    Google AdSense Host APIThis service allows you to sign up for or associate a Google AdSense account with HubPages, so that you can earn money from ads on your articles. No data is shared unless you engage with this feature. (Privacy Policy)
    Google YouTubeSome articles have YouTube videos embedded in them. (Privacy Policy)
    VimeoSome articles have Vimeo videos embedded in them. (Privacy Policy)
    PaypalThis is used for a registered author who enrolls in the HubPages Earnings program and requests to be paid via PayPal. No data is shared with Paypal unless you engage with this feature. (Privacy Policy)
    Facebook LoginYou can use this to streamline signing up for, or signing in to your Hubpages account. No data is shared with Facebook unless you engage with this feature. (Privacy Policy)
    MavenThis supports the Maven widget and search functionality. (Privacy Policy)
    Marketing
    Google AdSenseThis is an ad network. (Privacy Policy)
    Google DoubleClickGoogle provides ad serving technology and runs an ad network. (Privacy Policy)
    Index ExchangeThis is an ad network. (Privacy Policy)
    SovrnThis is an ad network. (Privacy Policy)
    Facebook AdsThis is an ad network. (Privacy Policy)
    Amazon Unified Ad MarketplaceThis is an ad network. (Privacy Policy)
    AppNexusThis is an ad network. (Privacy Policy)
    OpenxThis is an ad network. (Privacy Policy)
    Rubicon ProjectThis is an ad network. (Privacy Policy)
    TripleLiftThis is an ad network. (Privacy Policy)
    Say MediaWe partner with Say Media to deliver ad campaigns on our sites. (Privacy Policy)
    Remarketing PixelsWe may use remarketing pixels from advertising networks such as Google AdWords, Bing Ads, and Facebook in order to advertise the HubPages Service to people that have visited our sites.
    Conversion Tracking PixelsWe may use conversion tracking pixels from advertising networks such as Google AdWords, Bing Ads, and Facebook in order to identify when an advertisement has successfully resulted in the desired action, such as signing up for the HubPages Service or publishing an article on the HubPages Service.
    Statistics
    Author Google AnalyticsThis is used to provide traffic data and reports to the authors of articles on the HubPages Service. (Privacy Policy)
    ComscoreComScore is a media measurement and analytics company providing marketing data and analytics to enterprises, media and advertising agencies, and publishers. Non-consent will result in ComScore only processing obfuscated personal data. (Privacy Policy)

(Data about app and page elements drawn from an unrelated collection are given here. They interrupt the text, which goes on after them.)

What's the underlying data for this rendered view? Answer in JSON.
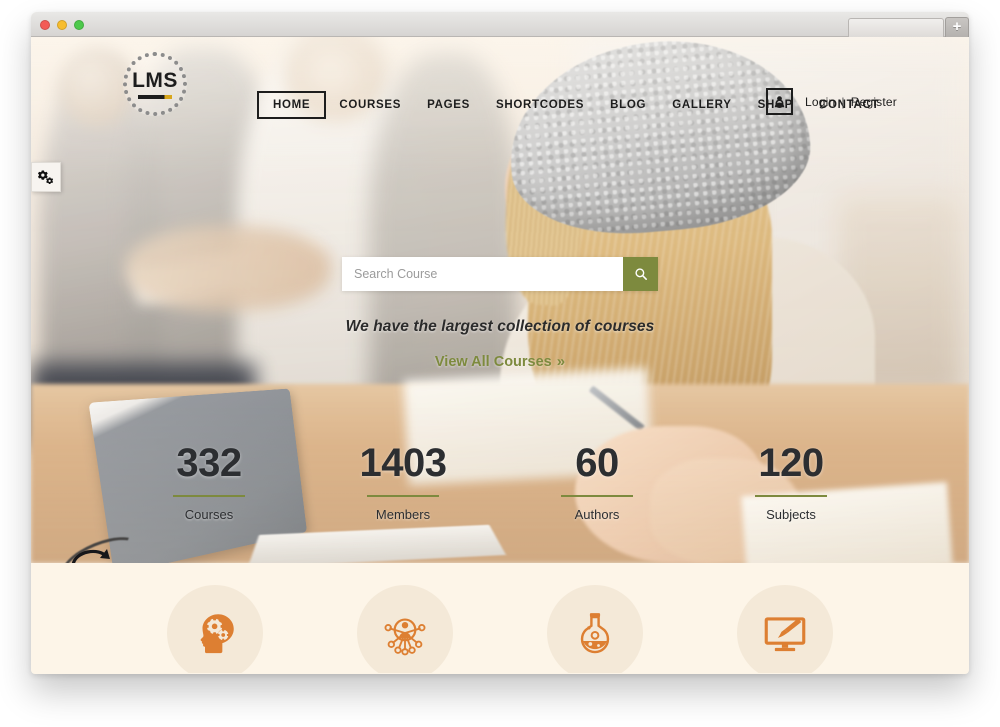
{
  "browser": {
    "traffic_lights": [
      "close",
      "minimize",
      "maximize"
    ],
    "new_tab_label": "+",
    "colors": {
      "close": "#f35b56",
      "minimize": "#f7bd2e",
      "maximize": "#4dc94b"
    }
  },
  "site": {
    "logo": {
      "text": "LMS",
      "icon": "lms-logo-icon"
    },
    "nav": [
      {
        "label": "HOME",
        "active": true
      },
      {
        "label": "COURSES",
        "active": false
      },
      {
        "label": "PAGES",
        "active": false
      },
      {
        "label": "SHORTCODES",
        "active": false
      },
      {
        "label": "BLOG",
        "active": false
      },
      {
        "label": "GALLERY",
        "active": false
      },
      {
        "label": "SHOP",
        "active": false
      },
      {
        "label": "CONTACT",
        "active": false
      }
    ],
    "account": {
      "user_icon": "user-icon",
      "login_label": "Login",
      "separator": "|",
      "register_label": "Register"
    },
    "settings_tab": {
      "icon": "gears-settings-icon"
    }
  },
  "hero": {
    "search": {
      "placeholder": "Search Course",
      "value": "",
      "button_icon": "search-icon",
      "button_color": "#7d8a3e"
    },
    "tagline": "We have the largest collection of courses",
    "cta": {
      "label": "View All Courses",
      "chevron": "»",
      "color": "#7d8a3e"
    },
    "counters": [
      {
        "value": "332",
        "label": "Courses"
      },
      {
        "value": "1403",
        "label": "Members"
      },
      {
        "value": "60",
        "label": "Authors"
      },
      {
        "value": "120",
        "label": "Subjects"
      }
    ],
    "loop_arrow_icon": "loop-arrow-icon"
  },
  "features": {
    "background": "#fdf5e8",
    "circle_color": "#f4e9d8",
    "icon_color": "#dd7f32",
    "items": [
      {
        "icon": "head-gears-icon"
      },
      {
        "icon": "people-network-icon"
      },
      {
        "icon": "flask-icon"
      },
      {
        "icon": "monitor-brush-icon"
      }
    ]
  }
}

    Amazon Tracking PixelSome articles display amazon products as part of the Amazon Affiliate program, this pixel provides traffic statistics for those products (Privacy Policy)
    ClickscoThis is a data management platform studying reader behavior (Privacy Policy)